Festivals are unruly and exciting, full of people coming together over a common love or community. They’re hard to tame and patrol, but with the help of protocol and a well-briefed security team, a safer space can be created.
The festival’s only statement on sexual assault was at the bottom of a Facebook post on another topic. I was personally grabbed/groped/assaulted close to a dozen times, and I know there are others that were subject to much worse. The silence on the topic of sexual assault was deafening, especially with a few Listen alumni on the line-up, including Whiskey Houston who as well as being a (freaking amazing) DJ, is also part of the taskforce on preventing sexual assault in music venues.
Gaytimes had amazing resources on sexual violence available to them prior to the event, but appear to have ignored the topic. It would’ve been great to have had visible safety officers, a technique utilised by a lot of venues/events.
The main consensus seems to be that most of the change in atmosphere from this year to last was orchestrated by a large amount of marginalised/non-cis queer folks banding together in numbers and visibility, elbowing their way in and creating a sub-community full of great people and artists.

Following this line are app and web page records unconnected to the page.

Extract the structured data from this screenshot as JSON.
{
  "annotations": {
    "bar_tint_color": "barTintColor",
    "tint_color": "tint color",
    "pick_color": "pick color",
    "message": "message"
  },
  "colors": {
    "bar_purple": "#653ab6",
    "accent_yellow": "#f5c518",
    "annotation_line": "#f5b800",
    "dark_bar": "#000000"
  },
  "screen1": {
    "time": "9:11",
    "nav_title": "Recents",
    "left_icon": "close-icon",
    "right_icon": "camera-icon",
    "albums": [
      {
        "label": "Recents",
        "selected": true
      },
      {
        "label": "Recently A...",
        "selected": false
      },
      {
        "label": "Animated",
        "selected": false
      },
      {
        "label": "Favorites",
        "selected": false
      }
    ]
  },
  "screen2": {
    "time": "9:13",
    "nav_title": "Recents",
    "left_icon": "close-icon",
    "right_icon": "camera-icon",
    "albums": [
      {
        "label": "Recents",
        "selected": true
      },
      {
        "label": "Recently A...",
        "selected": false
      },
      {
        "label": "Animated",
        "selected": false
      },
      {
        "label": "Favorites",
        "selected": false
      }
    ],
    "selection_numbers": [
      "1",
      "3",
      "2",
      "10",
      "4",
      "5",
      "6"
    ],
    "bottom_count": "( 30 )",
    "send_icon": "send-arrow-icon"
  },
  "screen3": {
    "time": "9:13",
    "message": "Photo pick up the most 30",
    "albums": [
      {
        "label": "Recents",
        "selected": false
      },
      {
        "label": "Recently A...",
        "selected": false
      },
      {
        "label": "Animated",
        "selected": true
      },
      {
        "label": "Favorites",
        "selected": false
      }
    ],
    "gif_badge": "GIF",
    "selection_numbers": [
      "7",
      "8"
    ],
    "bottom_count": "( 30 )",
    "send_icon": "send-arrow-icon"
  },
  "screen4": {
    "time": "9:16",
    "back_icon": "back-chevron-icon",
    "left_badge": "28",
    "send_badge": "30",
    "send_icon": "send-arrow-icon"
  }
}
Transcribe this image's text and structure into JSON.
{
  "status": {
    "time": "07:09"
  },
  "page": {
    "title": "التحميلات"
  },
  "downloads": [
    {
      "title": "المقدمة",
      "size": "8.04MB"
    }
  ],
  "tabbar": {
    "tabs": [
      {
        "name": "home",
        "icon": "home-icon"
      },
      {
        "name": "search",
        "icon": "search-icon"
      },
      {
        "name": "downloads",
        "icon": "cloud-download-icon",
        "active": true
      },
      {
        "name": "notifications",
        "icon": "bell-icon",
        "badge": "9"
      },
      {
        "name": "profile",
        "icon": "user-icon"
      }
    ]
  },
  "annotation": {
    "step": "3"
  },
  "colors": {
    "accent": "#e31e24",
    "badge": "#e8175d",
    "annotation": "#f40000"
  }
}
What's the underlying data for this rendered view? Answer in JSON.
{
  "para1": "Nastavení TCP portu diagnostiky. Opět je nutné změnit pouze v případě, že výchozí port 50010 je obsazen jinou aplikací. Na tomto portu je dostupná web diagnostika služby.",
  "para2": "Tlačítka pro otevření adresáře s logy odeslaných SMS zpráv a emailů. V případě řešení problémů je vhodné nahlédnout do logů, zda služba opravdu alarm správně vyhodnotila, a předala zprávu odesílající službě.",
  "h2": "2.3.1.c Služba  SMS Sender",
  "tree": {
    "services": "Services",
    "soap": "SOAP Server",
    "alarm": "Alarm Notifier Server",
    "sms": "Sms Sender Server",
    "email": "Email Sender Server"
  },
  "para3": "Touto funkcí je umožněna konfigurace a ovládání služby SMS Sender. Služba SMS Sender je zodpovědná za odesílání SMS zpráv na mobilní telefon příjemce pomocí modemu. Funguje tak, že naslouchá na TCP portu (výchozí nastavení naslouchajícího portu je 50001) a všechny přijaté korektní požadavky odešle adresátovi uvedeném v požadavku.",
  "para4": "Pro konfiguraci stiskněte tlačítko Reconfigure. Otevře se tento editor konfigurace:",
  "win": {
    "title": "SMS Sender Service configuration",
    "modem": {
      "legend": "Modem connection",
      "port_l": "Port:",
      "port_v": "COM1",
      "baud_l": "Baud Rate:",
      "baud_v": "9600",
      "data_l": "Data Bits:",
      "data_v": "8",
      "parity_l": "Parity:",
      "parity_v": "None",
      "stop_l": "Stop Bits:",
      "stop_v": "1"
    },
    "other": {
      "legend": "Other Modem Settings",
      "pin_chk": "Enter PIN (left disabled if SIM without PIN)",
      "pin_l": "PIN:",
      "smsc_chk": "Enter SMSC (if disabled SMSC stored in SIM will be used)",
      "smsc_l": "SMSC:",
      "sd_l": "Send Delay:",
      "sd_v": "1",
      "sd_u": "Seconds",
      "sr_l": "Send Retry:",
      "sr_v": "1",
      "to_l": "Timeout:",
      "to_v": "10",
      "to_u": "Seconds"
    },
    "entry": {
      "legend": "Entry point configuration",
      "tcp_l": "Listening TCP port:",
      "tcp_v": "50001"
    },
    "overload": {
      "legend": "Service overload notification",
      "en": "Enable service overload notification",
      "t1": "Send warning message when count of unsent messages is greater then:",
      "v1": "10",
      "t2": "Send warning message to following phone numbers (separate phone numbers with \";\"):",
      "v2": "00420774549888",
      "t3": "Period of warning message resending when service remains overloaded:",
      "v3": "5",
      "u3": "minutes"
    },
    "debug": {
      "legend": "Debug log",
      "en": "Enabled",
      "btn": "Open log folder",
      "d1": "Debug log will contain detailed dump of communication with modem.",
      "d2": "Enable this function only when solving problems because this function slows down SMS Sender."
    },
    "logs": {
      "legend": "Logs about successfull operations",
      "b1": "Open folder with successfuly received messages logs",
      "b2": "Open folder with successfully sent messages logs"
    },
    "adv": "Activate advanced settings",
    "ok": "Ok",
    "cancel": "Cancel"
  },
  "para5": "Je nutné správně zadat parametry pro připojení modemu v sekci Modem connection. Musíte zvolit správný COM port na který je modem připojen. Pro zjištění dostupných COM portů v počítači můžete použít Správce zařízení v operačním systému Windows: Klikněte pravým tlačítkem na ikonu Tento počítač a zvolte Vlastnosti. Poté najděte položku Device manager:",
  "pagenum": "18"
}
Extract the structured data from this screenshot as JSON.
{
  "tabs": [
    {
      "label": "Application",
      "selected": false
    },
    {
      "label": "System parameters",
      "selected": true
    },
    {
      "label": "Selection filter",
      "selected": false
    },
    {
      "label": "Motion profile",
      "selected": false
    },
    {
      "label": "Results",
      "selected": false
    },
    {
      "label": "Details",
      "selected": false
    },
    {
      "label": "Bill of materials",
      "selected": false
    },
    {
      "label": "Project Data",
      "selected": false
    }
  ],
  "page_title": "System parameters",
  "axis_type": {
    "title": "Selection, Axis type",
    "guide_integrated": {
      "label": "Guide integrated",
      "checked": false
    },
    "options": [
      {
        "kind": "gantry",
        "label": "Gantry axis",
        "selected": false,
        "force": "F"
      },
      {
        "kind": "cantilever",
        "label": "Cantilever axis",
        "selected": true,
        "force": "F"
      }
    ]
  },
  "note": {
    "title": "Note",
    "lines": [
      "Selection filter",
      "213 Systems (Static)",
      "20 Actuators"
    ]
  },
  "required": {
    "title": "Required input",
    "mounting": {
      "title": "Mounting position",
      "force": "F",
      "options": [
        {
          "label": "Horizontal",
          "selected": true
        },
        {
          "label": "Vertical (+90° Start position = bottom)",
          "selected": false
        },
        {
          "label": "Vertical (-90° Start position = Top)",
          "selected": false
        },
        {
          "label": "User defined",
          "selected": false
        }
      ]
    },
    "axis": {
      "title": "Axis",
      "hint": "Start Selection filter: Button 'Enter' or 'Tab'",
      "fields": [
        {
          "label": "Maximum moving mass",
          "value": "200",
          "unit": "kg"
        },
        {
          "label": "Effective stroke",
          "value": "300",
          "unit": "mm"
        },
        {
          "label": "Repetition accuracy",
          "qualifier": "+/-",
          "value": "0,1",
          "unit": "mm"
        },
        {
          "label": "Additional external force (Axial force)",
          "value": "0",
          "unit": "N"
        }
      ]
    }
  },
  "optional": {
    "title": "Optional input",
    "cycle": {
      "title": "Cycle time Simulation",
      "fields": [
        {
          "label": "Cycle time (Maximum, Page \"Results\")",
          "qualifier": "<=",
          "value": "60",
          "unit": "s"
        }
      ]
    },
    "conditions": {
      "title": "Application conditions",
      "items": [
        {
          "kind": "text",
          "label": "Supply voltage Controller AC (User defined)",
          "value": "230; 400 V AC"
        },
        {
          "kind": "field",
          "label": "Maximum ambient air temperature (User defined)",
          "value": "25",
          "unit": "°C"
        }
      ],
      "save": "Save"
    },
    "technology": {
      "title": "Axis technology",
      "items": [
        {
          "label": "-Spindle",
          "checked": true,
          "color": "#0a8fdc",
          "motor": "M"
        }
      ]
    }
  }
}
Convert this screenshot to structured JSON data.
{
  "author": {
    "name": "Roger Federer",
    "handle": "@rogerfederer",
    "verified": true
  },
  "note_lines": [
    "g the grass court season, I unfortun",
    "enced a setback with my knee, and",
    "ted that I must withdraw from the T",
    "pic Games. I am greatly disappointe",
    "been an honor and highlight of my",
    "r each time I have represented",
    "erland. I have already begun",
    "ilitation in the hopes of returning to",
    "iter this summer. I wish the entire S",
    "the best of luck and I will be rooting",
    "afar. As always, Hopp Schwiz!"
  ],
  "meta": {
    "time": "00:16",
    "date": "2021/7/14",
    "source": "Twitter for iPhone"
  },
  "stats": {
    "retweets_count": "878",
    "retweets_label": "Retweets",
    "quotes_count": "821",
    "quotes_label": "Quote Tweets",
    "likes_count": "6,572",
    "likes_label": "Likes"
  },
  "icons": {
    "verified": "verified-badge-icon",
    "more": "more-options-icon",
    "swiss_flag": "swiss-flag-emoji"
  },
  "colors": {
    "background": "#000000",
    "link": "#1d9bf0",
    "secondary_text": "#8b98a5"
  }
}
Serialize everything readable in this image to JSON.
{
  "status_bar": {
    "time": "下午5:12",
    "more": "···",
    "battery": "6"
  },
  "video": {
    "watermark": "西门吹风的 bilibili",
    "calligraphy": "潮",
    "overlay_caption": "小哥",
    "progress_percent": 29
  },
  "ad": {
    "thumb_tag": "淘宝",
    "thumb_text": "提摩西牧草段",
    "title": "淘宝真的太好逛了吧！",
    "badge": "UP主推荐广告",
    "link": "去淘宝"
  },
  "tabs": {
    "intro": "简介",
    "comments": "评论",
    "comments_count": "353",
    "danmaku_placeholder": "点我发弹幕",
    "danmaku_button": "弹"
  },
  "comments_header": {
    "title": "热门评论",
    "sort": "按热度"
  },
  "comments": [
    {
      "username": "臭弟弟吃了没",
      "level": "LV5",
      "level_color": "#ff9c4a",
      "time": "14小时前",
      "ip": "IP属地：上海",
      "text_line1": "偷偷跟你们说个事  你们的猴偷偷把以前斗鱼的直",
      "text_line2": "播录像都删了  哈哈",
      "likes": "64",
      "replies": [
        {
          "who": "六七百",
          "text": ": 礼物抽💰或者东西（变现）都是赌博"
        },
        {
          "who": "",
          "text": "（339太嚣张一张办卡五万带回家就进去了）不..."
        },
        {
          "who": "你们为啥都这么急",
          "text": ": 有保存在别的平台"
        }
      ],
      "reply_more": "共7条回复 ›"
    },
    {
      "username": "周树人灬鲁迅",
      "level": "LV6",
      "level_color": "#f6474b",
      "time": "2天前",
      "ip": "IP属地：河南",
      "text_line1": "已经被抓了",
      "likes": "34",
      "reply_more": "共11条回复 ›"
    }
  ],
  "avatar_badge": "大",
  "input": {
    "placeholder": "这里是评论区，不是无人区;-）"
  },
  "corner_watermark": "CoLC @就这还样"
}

All in all, Gaytimes was magical. I spent a weekend at the top of the mountain with some amazing friends, watching some of my favourite bands perform, covered in glitter and fairy lights and not much else. For the most part, I felt safe and comfortable, more so than at the standard cis-het event. The consensus seems to be that the queer community wants this event to succeed, but for that to happen, issues need to be addressed and resolved. A completely safe space may be an impossible task, but that doesn’t mean it’s not something that should be strived for.
Jasmin Ashton is a queer nonbinary babe who really likes glitter and isn’t a fan of being grabbed at gigs. They volunteer for Listen and write a heap about music for The Plus Ones. Find them on twitter at @jasmanna
For more info, visit www.gaytimes.com.au.